ASSIGNMENT
If a line in the following entries contains the string "share", it counts toward the total; report only that total.

STUDY MATERIAL

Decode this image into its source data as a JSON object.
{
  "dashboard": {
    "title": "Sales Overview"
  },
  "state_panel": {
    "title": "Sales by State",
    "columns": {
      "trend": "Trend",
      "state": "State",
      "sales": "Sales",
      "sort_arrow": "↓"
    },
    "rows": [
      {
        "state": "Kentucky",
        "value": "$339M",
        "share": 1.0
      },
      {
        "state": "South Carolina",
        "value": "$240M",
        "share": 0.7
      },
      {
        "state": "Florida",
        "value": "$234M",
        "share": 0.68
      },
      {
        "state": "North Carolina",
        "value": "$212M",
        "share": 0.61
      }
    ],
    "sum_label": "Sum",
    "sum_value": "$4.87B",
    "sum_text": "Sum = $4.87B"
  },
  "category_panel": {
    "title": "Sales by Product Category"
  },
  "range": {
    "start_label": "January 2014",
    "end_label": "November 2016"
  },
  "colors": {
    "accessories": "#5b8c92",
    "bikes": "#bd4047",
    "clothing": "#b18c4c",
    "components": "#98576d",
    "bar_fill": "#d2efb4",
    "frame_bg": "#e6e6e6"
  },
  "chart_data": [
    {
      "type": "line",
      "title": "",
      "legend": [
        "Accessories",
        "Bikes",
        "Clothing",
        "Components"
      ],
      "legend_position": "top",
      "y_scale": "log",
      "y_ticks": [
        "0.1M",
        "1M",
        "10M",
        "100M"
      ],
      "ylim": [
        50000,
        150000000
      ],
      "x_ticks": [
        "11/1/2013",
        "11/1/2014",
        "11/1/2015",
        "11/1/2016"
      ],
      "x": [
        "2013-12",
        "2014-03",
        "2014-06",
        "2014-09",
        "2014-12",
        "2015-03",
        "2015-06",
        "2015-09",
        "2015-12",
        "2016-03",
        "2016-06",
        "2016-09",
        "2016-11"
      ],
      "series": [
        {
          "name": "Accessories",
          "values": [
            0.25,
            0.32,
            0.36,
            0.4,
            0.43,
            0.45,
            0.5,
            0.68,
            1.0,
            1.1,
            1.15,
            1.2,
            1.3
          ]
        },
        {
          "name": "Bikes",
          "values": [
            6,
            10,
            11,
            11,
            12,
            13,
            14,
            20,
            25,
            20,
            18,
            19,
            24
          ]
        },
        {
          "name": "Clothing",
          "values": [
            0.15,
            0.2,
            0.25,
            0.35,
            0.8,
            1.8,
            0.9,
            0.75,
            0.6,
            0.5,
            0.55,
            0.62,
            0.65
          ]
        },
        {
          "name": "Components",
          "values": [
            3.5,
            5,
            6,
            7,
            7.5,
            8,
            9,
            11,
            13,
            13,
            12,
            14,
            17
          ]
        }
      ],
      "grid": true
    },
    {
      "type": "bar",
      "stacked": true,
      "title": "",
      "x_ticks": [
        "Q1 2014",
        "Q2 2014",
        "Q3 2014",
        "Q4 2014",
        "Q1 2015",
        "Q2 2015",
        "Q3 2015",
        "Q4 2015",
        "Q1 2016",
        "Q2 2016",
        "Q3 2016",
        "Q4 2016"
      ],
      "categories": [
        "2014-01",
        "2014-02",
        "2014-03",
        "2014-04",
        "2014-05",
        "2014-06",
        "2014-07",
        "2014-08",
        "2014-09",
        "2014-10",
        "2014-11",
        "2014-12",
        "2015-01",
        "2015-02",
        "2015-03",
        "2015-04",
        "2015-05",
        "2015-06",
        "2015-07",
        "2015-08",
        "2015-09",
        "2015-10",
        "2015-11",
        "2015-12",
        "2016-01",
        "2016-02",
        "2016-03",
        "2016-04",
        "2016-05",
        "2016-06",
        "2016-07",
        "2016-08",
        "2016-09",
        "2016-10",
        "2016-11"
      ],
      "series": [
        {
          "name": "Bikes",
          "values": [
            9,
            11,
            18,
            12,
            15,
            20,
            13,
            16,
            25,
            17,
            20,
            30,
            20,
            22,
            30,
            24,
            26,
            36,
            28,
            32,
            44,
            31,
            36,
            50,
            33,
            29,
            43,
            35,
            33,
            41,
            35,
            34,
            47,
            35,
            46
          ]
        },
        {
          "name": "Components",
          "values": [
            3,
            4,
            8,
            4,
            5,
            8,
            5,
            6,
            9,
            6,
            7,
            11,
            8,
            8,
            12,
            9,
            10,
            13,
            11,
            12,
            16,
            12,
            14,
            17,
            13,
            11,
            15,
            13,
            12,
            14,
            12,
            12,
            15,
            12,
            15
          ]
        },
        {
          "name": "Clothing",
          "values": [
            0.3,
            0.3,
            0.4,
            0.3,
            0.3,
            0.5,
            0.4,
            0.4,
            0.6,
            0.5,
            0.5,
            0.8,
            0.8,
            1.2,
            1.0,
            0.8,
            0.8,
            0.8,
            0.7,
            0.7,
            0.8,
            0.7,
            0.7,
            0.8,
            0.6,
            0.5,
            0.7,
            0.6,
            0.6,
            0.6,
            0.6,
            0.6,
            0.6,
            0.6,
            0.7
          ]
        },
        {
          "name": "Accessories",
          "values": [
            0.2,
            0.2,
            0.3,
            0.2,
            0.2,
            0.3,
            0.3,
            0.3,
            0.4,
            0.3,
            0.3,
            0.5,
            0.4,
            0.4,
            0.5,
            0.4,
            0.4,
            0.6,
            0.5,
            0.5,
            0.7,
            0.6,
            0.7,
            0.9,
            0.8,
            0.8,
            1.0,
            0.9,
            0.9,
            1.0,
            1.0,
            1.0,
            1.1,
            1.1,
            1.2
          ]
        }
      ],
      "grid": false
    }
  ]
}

ANSWER TO THE PROBLEM
4